Task directions
The reply should contain every entry exactly as given, with no pictures in it.

Listed records
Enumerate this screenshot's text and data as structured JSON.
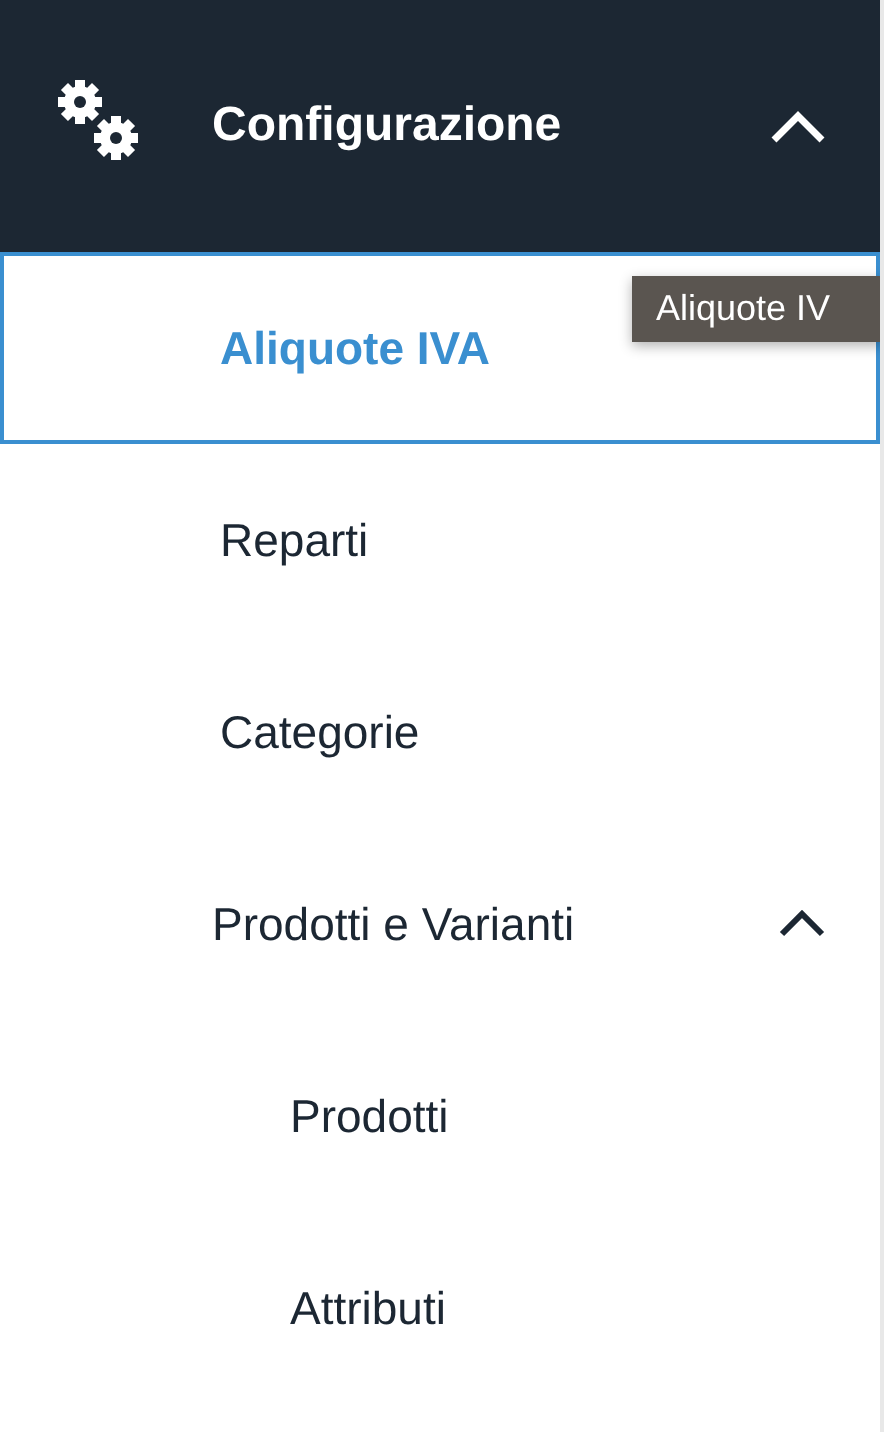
{
  "header": {
    "title": "Configurazione",
    "expanded": true
  },
  "items": [
    {
      "label": "Aliquote IVA",
      "selected": true
    },
    {
      "label": "Reparti",
      "selected": false
    },
    {
      "label": "Categorie",
      "selected": false
    },
    {
      "label": "Prodotti e Varianti",
      "selected": false,
      "expanded": true,
      "children": [
        {
          "label": "Prodotti",
          "selected": false
        },
        {
          "label": "Attributi",
          "selected": false
        }
      ]
    }
  ],
  "tooltip": {
    "text": "Aliquote IV"
  }
}
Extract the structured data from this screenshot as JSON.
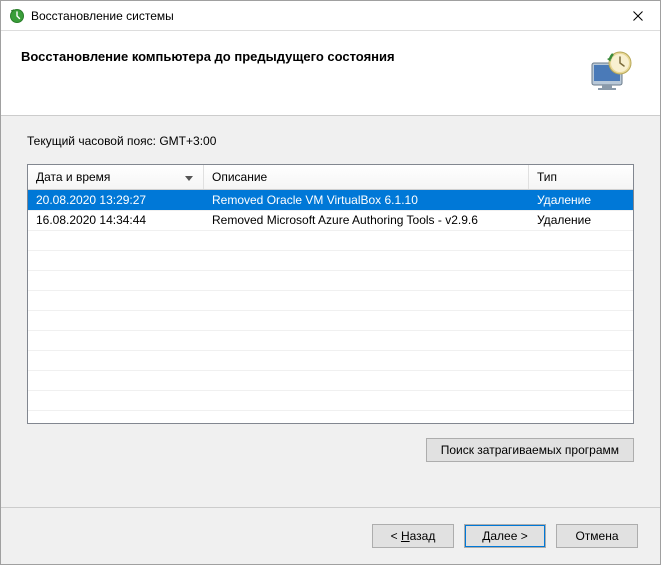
{
  "window": {
    "title": "Восстановление системы"
  },
  "header": {
    "heading": "Восстановление компьютера до предыдущего состояния"
  },
  "timezone_label": "Текущий часовой пояс: GMT+3:00",
  "columns": {
    "datetime": "Дата и время",
    "description": "Описание",
    "type": "Тип"
  },
  "rows": [
    {
      "datetime": "20.08.2020 13:29:27",
      "description": "Removed Oracle VM VirtualBox 6.1.10",
      "type": "Удаление",
      "selected": true
    },
    {
      "datetime": "16.08.2020 14:34:44",
      "description": "Removed Microsoft Azure Authoring Tools - v2.9.6",
      "type": "Удаление",
      "selected": false
    }
  ],
  "buttons": {
    "scan": "Поиск затрагиваемых программ",
    "back_prefix": "< ",
    "back_u": "Н",
    "back_rest": "азад",
    "next_u": "Д",
    "next_rest": "алее >",
    "cancel": "Отмена"
  }
}
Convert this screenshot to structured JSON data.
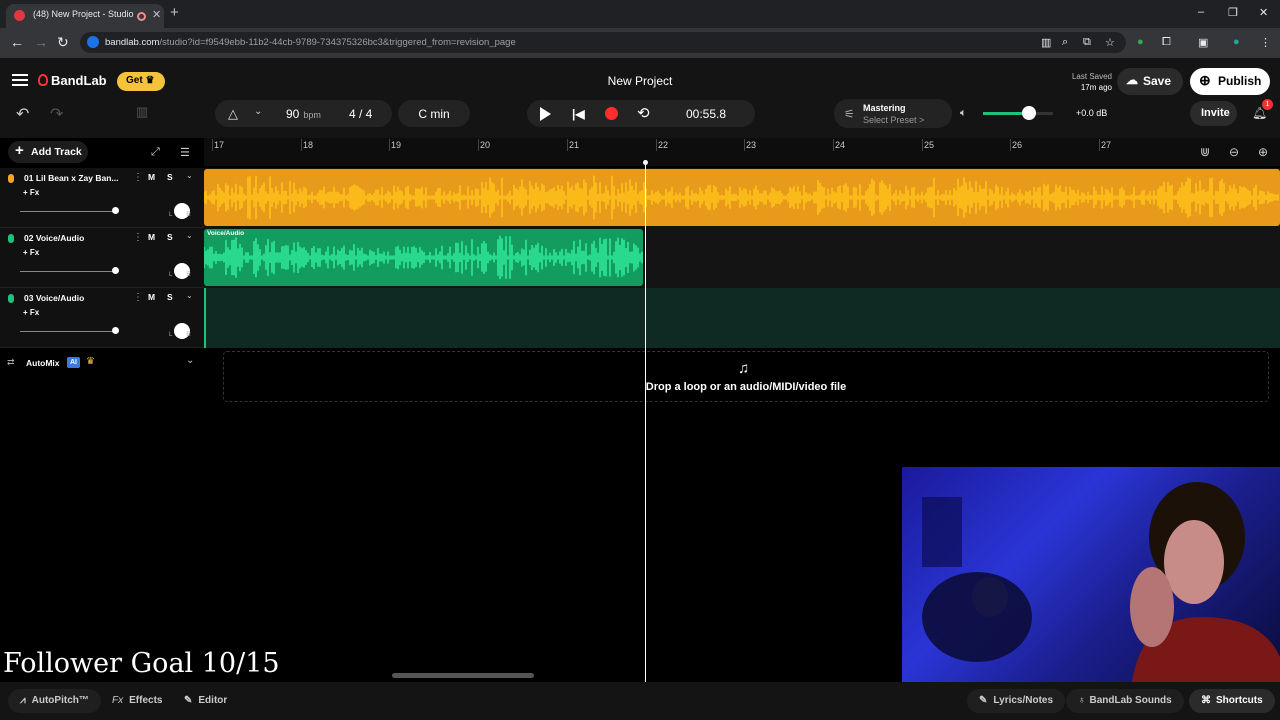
{
  "browser": {
    "tab_title": "(48) New Project - Studio",
    "url_domain": "bandlab.com",
    "url_path": "/studio?id=f9549ebb-11b2-44cb-9789-734375326bc3&triggered_from=revision_page",
    "window_controls": [
      "–",
      "❐",
      "✕"
    ]
  },
  "header": {
    "logo": "BandLab",
    "get_label": "Get",
    "project_title": "New Project",
    "last_saved_label": "Last Saved",
    "last_saved_time": "17m ago",
    "save_label": "Save",
    "publish_label": "Publish",
    "invite_label": "Invite",
    "notification_count": "1"
  },
  "transport": {
    "bpm_value": "90",
    "bpm_unit": "bpm",
    "time_signature": "4 / 4",
    "key": "C min",
    "time": "00:55.8",
    "mastering_label": "Mastering",
    "mastering_preset": "Select Preset >",
    "volume_db": "+0.0 dB",
    "volume_level": 0.65
  },
  "tracks_panel": {
    "add_track_label": "Add Track",
    "tracks": [
      {
        "name": "01  Lil Bean x Zay Ban...",
        "fx": "+ Fx",
        "mute": "M",
        "solo": "S",
        "color": "#f5a623",
        "clip_label": ""
      },
      {
        "name": "02  Voice/Audio",
        "fx": "+ Fx",
        "mute": "M",
        "solo": "S",
        "color": "#1ec27a",
        "clip_label": "Voice/Audio"
      },
      {
        "name": "03  Voice/Audio",
        "fx": "+ Fx",
        "mute": "M",
        "solo": "S",
        "color": "#1ec27a",
        "clip_label": ""
      }
    ],
    "automix_label": "AutoMix",
    "ai_badge": "AI"
  },
  "timeline": {
    "ruler": [
      "17",
      "18",
      "19",
      "20",
      "21",
      "22",
      "23",
      "24",
      "25",
      "26",
      "27"
    ],
    "drop_text": "Drop a loop or an audio/MIDI/video file"
  },
  "overlay": {
    "follower_goal": "Follower Goal 10/15"
  },
  "bottom_bar": {
    "autopitch": "AutoPitch™",
    "effects": "Effects",
    "editor": "Editor",
    "lyrics": "Lyrics/Notes",
    "sounds": "BandLab Sounds",
    "shortcuts": "Shortcuts"
  }
}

Output of the task
Enumerate this screenshot's text and data as structured JSON.
{
  "header": {
    "title": "Configurazione",
    "expanded": true
  },
  "items": [
    {
      "label": "Aliquote IVA",
      "selected": true
    },
    {
      "label": "Reparti",
      "selected": false
    },
    {
      "label": "Categorie",
      "selected": false
    },
    {
      "label": "Prodotti e Varianti",
      "selected": false,
      "expanded": true,
      "children": [
        {
          "label": "Prodotti",
          "selected": false
        },
        {
          "label": "Attributi",
          "selected": false
        }
      ]
    }
  ],
  "tooltip": {
    "text": "Aliquote IV"
  }
}
Extract the structured data from this screenshot as JSON.
{
  "window": {
    "title": "Восстановление системы"
  },
  "header": {
    "heading": "Восстановление компьютера до предыдущего состояния"
  },
  "timezone_label": "Текущий часовой пояс: GMT+3:00",
  "columns": {
    "datetime": "Дата и время",
    "description": "Описание",
    "type": "Тип"
  },
  "rows": [
    {
      "datetime": "20.08.2020 13:29:27",
      "description": "Removed Oracle VM VirtualBox 6.1.10",
      "type": "Удаление",
      "selected": true
    },
    {
      "datetime": "16.08.2020 14:34:44",
      "description": "Removed Microsoft Azure Authoring Tools - v2.9.6",
      "type": "Удаление",
      "selected": false
    }
  ],
  "buttons": {
    "scan": "Поиск затрагиваемых программ",
    "back_prefix": "< ",
    "back_u": "Н",
    "back_rest": "азад",
    "next_u": "Д",
    "next_rest": "алее >",
    "cancel": "Отмена"
  }
}
Convert this screenshot to structured JSON data.
{
  "browser": {
    "tab_title": "(48) New Project - Studio",
    "url_domain": "bandlab.com",
    "url_path": "/studio?id=f9549ebb-11b2-44cb-9789-734375326bc3&triggered_from=revision_page",
    "window_controls": [
      "–",
      "❐",
      "✕"
    ]
  },
  "header": {
    "logo": "BandLab",
    "get_label": "Get",
    "project_title": "New Project",
    "last_saved_label": "Last Saved",
    "last_saved_time": "17m ago",
    "save_label": "Save",
    "publish_label": "Publish",
    "invite_label": "Invite",
    "notification_count": "1"
  },
  "transport": {
    "bpm_value": "90",
    "bpm_unit": "bpm",
    "time_signature": "4 / 4",
    "key": "C min",
    "time": "00:55.8",
    "mastering_label": "Mastering",
    "mastering_preset": "Select Preset >",
    "volume_db": "+0.0 dB",
    "volume_level": 0.65
  },
  "tracks_panel": {
    "add_track_label": "Add Track",
    "tracks": [
      {
        "name": "01  Lil Bean x Zay Ban...",
        "fx": "+ Fx",
        "mute": "M",
        "solo": "S",
        "color": "#f5a623",
        "clip_label": ""
      },
      {
        "name": "02  Voice/Audio",
        "fx": "+ Fx",
        "mute": "M",
        "solo": "S",
        "color": "#1ec27a",
        "clip_label": "Voice/Audio"
      },
      {
        "name": "03  Voice/Audio",
        "fx": "+ Fx",
        "mute": "M",
        "solo": "S",
        "color": "#1ec27a",
        "clip_label": ""
      }
    ],
    "automix_label": "AutoMix",
    "ai_badge": "AI"
  },
  "timeline": {
    "ruler": [
      "17",
      "18",
      "19",
      "20",
      "21",
      "22",
      "23",
      "24",
      "25",
      "26",
      "27"
    ],
    "drop_text": "Drop a loop or an audio/MIDI/video file"
  },
  "overlay": {
    "follower_goal": "Follower Goal 10/15"
  },
  "bottom_bar": {
    "autopitch": "AutoPitch™",
    "effects": "Effects",
    "editor": "Editor",
    "lyrics": "Lyrics/Notes",
    "sounds": "BandLab Sounds",
    "shortcuts": "Shortcuts"
  }
}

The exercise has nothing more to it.